Americans’ In-Store Shopping Habits Driven by Value, Added Savings

Americans’ In-Store Shopping Habits Driven by Value, Added Savings

Consumers prioritize sales and deals above other benefits offered by stores and loyalty programs
Sale signage

Because of the impact of the coronavirus crisis on the finances of millions of Americans, many consumers in the U.S. have since adjusted their shopping habits in an effort to save more money.

Earlier this month, IRI, a market research firm based in Chicago, published the results of its Consumer Connect Survey that looked at consumer shopping behaviors and sentiments toward loyalty programs. The survey found that while consumer sentiment is up somewhat from 2020, when it hit its lowest point since 2016, shoppers are continuing to prioritize deals above all else.

Consumers hunt for in-store deals amid the COVID-19 pandemic

Compared to their shopping behaviors in early 2020, the Consumer Connect Survey found that shoppers are now visiting fewer stores to find deals and clipping fewer coupons in an effort to reduce safety risks during the current health crisis.

However, consumers are continuing many of their in-store practices to secure lower grocery bills, including:

  • Making an effort to purchase needed groceries when they’re "on sale"
  • Buying store brand products to save money
  • Making additional or unplanned purchases if in-store deals are good
  • Trying new, lower-priced brands to save money

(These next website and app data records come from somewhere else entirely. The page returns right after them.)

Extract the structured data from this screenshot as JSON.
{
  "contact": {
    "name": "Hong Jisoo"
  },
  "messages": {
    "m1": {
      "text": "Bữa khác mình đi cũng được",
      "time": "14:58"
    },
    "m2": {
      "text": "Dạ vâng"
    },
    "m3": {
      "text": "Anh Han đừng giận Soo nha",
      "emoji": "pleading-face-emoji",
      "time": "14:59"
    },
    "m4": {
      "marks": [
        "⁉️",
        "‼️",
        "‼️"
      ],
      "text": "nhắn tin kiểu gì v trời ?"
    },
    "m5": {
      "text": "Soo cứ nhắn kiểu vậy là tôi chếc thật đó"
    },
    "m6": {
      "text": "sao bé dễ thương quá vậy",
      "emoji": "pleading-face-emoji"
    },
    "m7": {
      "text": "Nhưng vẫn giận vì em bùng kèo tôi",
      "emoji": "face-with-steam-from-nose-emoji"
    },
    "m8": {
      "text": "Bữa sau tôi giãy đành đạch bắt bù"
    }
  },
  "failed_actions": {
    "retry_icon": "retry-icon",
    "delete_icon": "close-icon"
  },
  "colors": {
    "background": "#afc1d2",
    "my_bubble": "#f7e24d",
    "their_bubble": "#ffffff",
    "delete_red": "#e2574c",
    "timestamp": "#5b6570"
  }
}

This supports results from a previous survey conducted by market research firm Dunnhumby that found that Americans are more price-conscious when it comes to their grocery bill than consumers in other countries — a tendency that has only been magnified by recent price hikes during the pandemic.

Unsurprisingly, the IRI survey also found that usage of less-risky shopping options like ordering online for in-store pickup or getting home delivery have increased since last year. These trends may outlast the pandemic, as another survey by grocery delivery service Good Eggs found that 81% of shoppers who started using grocery delivery services during the pandemic plan to continue to do so.

Money-saving mentality extends to loyalty programs as well

IRI also looked at consumer behaviors related to shopper loyalty programs, finding that such programs play a large role in where consumers decide to shop. In fact, 51% of survey participants said that shopper loyalty programs were "somewhat influential" in their decision, while 22% said it was "extremely influential."

The biggest reasons that consumers signed up for loyalty programs were:

  • No subscription costs (74%)
  • Discounts for gas and fuel (56%)
  • The ability to use points for purchases (55%)
  • Cash rewards (39%)

Meanwhile, consumers were less motivated when it came to reasons related to exclusivity and convenience, such as:

  • Access to special members-only events (25%)
  • Access to new products (13%)
  • Options for mobile checkout (12%)

As far as the categories in which consumers are most likely to sign up for rewards programs, drugstores, grocery stores and online subscription services like Amazon and Instacart topped the list. Respondents were least likely to have loyalty or reward memberships at convenience stores like 7-Eleven and Circle K and at dollar-store retailers, such as Dollar General and Family Dollar.

Methodology: Data from IRI’s Consumer Connect Survey is gathered every quarter from a nationally representative sample of over 2,000 participants.